Wow, this was a really good blog. There were several tools in it that I hope to use. One is to have an inner mentor that I can turn to in my mind’s eye. I, too, like Ashley Judd and I pictured, as I read this article, her response to a recent situation I went through. A toxic ex came back into the picture and even though he is a harem master and I was only offered a place amongst his harem, I still felt very tempted. I felt lonely and needy and thought of calling him (after I’d said no and moved on). As I felt those needy-greedy addictive feelings I thought of Ashley Judd: she would not give the man the time of day. That was a great tool.
The other one I loved is the one Oprah said, “I can’t go there with you.” That is so powerful. We really do have to learn how to handle things from an adult perspective and I am continually surprised at how many habits of low-self-esteem I have in place. It takes constant vigilance and I look forward to reading your column every Monday. It starts my week on a healthy and hopeful note.
It has been 3 and 1/2 years since I left my narcissistic live-in lover. We are still in the same tiny town and I have largely been able to stay No Contact and to get on with my life. What I am now dealing with is that I got involved with the harem master about 2 years after and, though I only dated him for about 6 months, the addiction to him is very strong for me. He hurts me in all the familiar ways and I am hooked by all the familiar patterns. Over the weekend I did an interesting exercise: I wrote down all the things I was thinking about him. Because I am ashamed to be thinking about him at all I’ve tended to turn a blind eye to what my thought patterns are. Out of curiosity I wrote, “I want him to see me at the Farmer’s Market and see how cool and artistic and happy I am so that he will give up dating all the other women and choose me.” My thoughts were all a variation on this theme: I will change him and he will pick me and only me.
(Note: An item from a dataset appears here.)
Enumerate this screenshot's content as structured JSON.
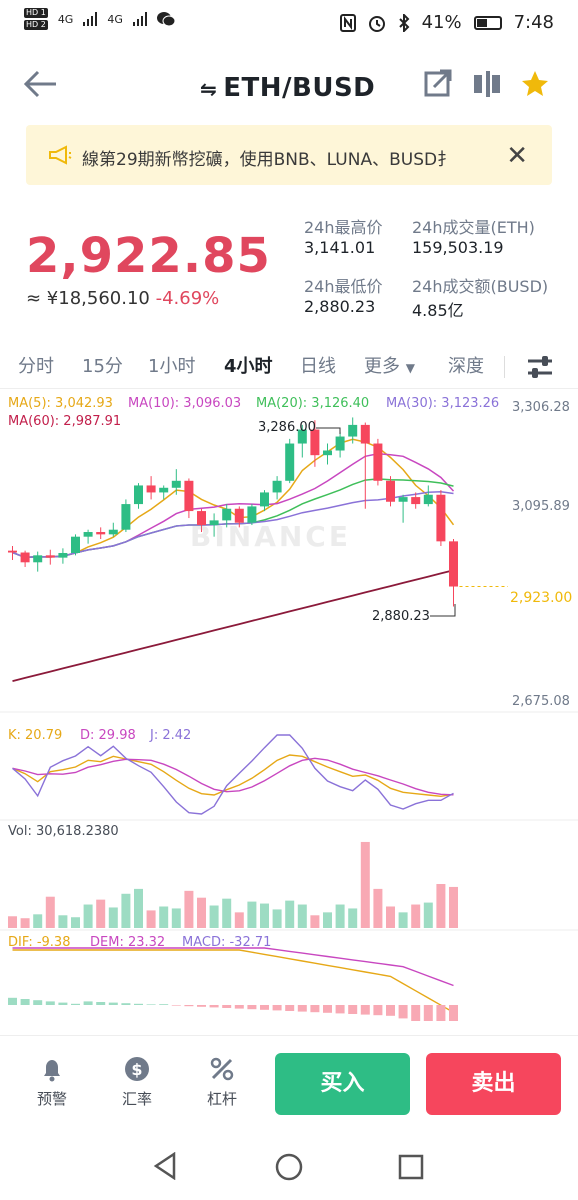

What I realized is that I am still seeking the unavailable man so I have to work to get him to love me. It is my unavailable narcissistic dad. Still. I am still doing it. It just doing “hook” me unless I have to work for it. If he already likes me there is no “thrill.” I don’t get the highs. I don’t get the lows. So, thanks for the tools, Savannah. It is one day at a time.
This is such a timely post. I had my covert narc ex bf try to Hoover me a few days ago after 6 months of silence.
I received a message from him out of the blue and was disgusted at first. Then pleased. Then angry and then annoyed.
Our relationship ended last August upon revelation of his cheating all the while he declared his undying love for me….it was a very difficult time. And then he started dating a woman (diff than the affair partner) and had been with her all this time.
I had done a lot of emotional healing during the past 6 months but in all my reading and warnings of family and friends, everyone predicted he would return to Hoover if his new relationship ended. And THAT is exactly why he was back.
I chose to respond out of curiosity and quickly realized he still doesn’t own any of his part in the demise of our relationship and is still the abusive prick he always was. But I called him out on his bullshit and boy! Did it ever feel good.
He never gave me closure and this felt like closure to me. I don’t want to sink to his level but to not be sucked back in to his drama and to call him out on his attempt to Hoover me shut him down quickly and I knew that I nailed it.
I can wall away from it now with peace knowing it wasn’t me. It was never me.